BEGIN EXCERPTED RECORDS
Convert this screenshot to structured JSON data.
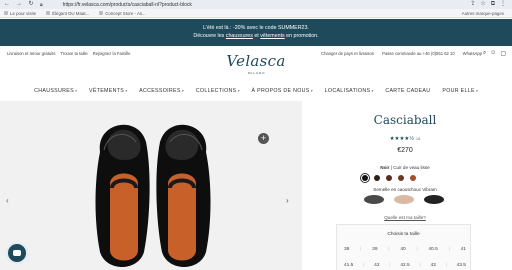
{
  "browser": {
    "url": "https://fr.velasca.com/products/casciaball-nl?product-block",
    "bookmarks": [
      "Le pour visite",
      "Élégant DU Maat...",
      "Concept Store - As..."
    ],
    "bookmarks_right": "Autres marque-pages"
  },
  "promo": {
    "line1": "L'été est là : -20% avec le code SUMMER23.",
    "line2_prefix": "Découvre les ",
    "line2_link1": "chaussures",
    "line2_mid": " et ",
    "line2_link2": "vêtements",
    "line2_suffix": " en promotion."
  },
  "utility": {
    "left": [
      "Livraison et retour gratuits",
      "Trouve ta taille",
      "Rejoignez la Famille"
    ],
    "right": [
      "Changer de pays et livraison",
      "Passe commande au +46 (0)551 62 10",
      "WhatsApp"
    ]
  },
  "logo": {
    "text": "Velasca",
    "sub": "MILANO"
  },
  "nav": [
    {
      "label": "CHAUSSURES",
      "chevron": true
    },
    {
      "label": "VÊTEMENTS",
      "chevron": true
    },
    {
      "label": "ACCESSOIRES",
      "chevron": true
    },
    {
      "label": "COLLECTIONS",
      "chevron": true
    },
    {
      "label": "À PROPOS DE NOUS",
      "chevron": true
    },
    {
      "label": "LOCALISATIONS",
      "chevron": true
    },
    {
      "label": "CARTE CADEAU",
      "chevron": false
    },
    {
      "label": "POUR ELLE",
      "chevron": true
    }
  ],
  "product": {
    "title": "Casciaball",
    "stars": "★★★★½",
    "review_count": "18",
    "price": "€270",
    "color_name": "Noir",
    "color_material": "| Cuir de veau lisse",
    "swatch_colors": [
      "#111111",
      "#2a2018",
      "#5a2a1a",
      "#6b3a22",
      "#a5502a"
    ],
    "sole_label": "Semelle en caoutchouc Vibram",
    "sole_colors": [
      "#4a4a4a",
      "#d9b9a2",
      "#222222"
    ],
    "size_link": "Quelle est ma taille?",
    "size_title": "Choisis ta taille",
    "sizes_row1": [
      "38",
      "39",
      "40",
      "40.5",
      "41"
    ],
    "sizes_row2": [
      "41.5",
      "42",
      "42.5",
      "43",
      "43.5"
    ]
  },
  "colors": {
    "brand": "#1e4a5c",
    "image_bg": "#f1f1f1"
  }
}
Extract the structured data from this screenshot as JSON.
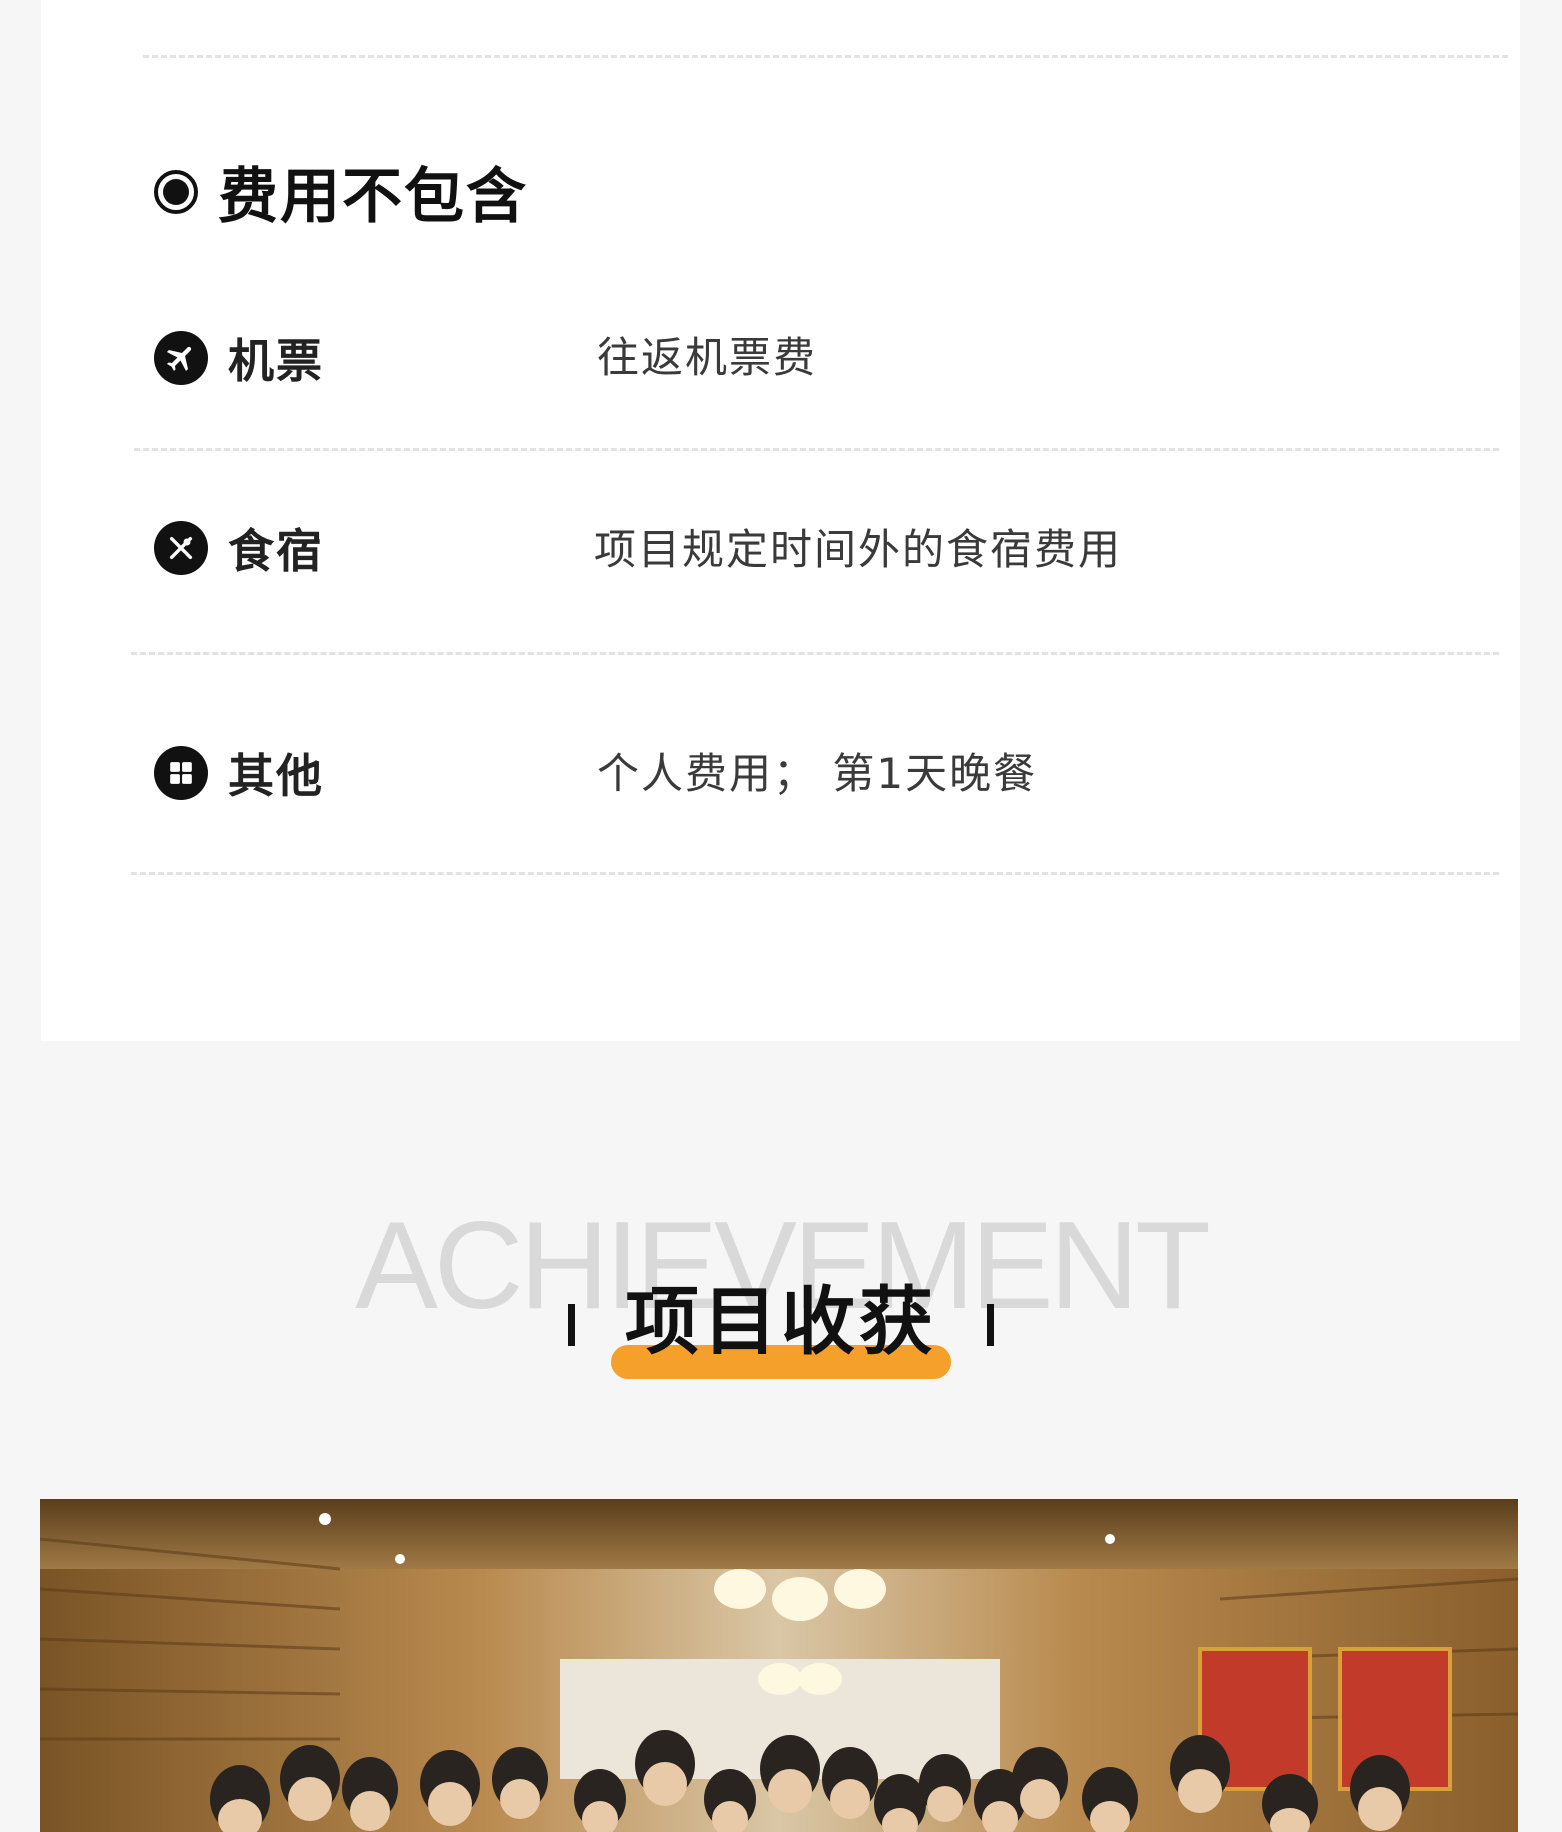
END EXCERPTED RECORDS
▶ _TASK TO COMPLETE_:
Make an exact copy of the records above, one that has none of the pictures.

▶ _RESPONSE BOX_:
Convert this screenshot to structured JSON data.
{
  "browser": {
    "url": "https://fr.velasca.com/products/casciaball-nl?product-block",
    "bookmarks": [
      "Le pour visite",
      "Élégant DU Maat...",
      "Concept Store - As..."
    ],
    "bookmarks_right": "Autres marque-pages"
  },
  "promo": {
    "line1": "L'été est là : -20% avec le code SUMMER23.",
    "line2_prefix": "Découvre les ",
    "line2_link1": "chaussures",
    "line2_mid": " et ",
    "line2_link2": "vêtements",
    "line2_suffix": " en promotion."
  },
  "utility": {
    "left": [
      "Livraison et retour gratuits",
      "Trouve ta taille",
      "Rejoignez la Famille"
    ],
    "right": [
      "Changer de pays et livraison",
      "Passe commande au +46 (0)551 62 10",
      "WhatsApp"
    ]
  },
  "logo": {
    "text": "Velasca",
    "sub": "MILANO"
  },
  "nav": [
    {
      "label": "CHAUSSURES",
      "chevron": true
    },
    {
      "label": "VÊTEMENTS",
      "chevron": true
    },
    {
      "label": "ACCESSOIRES",
      "chevron": true
    },
    {
      "label": "COLLECTIONS",
      "chevron": true
    },
    {
      "label": "À PROPOS DE NOUS",
      "chevron": true
    },
    {
      "label": "LOCALISATIONS",
      "chevron": true
    },
    {
      "label": "CARTE CADEAU",
      "chevron": false
    },
    {
      "label": "POUR ELLE",
      "chevron": true
    }
  ],
  "product": {
    "title": "Casciaball",
    "stars": "★★★★½",
    "review_count": "18",
    "price": "€270",
    "color_name": "Noir",
    "color_material": "| Cuir de veau lisse",
    "swatch_colors": [
      "#111111",
      "#2a2018",
      "#5a2a1a",
      "#6b3a22",
      "#a5502a"
    ],
    "sole_label": "Semelle en caoutchouc Vibram",
    "sole_colors": [
      "#4a4a4a",
      "#d9b9a2",
      "#222222"
    ],
    "size_link": "Quelle est ma taille?",
    "size_title": "Choisis ta taille",
    "sizes_row1": [
      "38",
      "39",
      "40",
      "40.5",
      "41"
    ],
    "sizes_row2": [
      "41.5",
      "42",
      "42.5",
      "43",
      "43.5"
    ]
  },
  "colors": {
    "brand": "#1e4a5c",
    "image_bg": "#f1f1f1"
  }
}
Extract the structured data from this screenshot as JSON.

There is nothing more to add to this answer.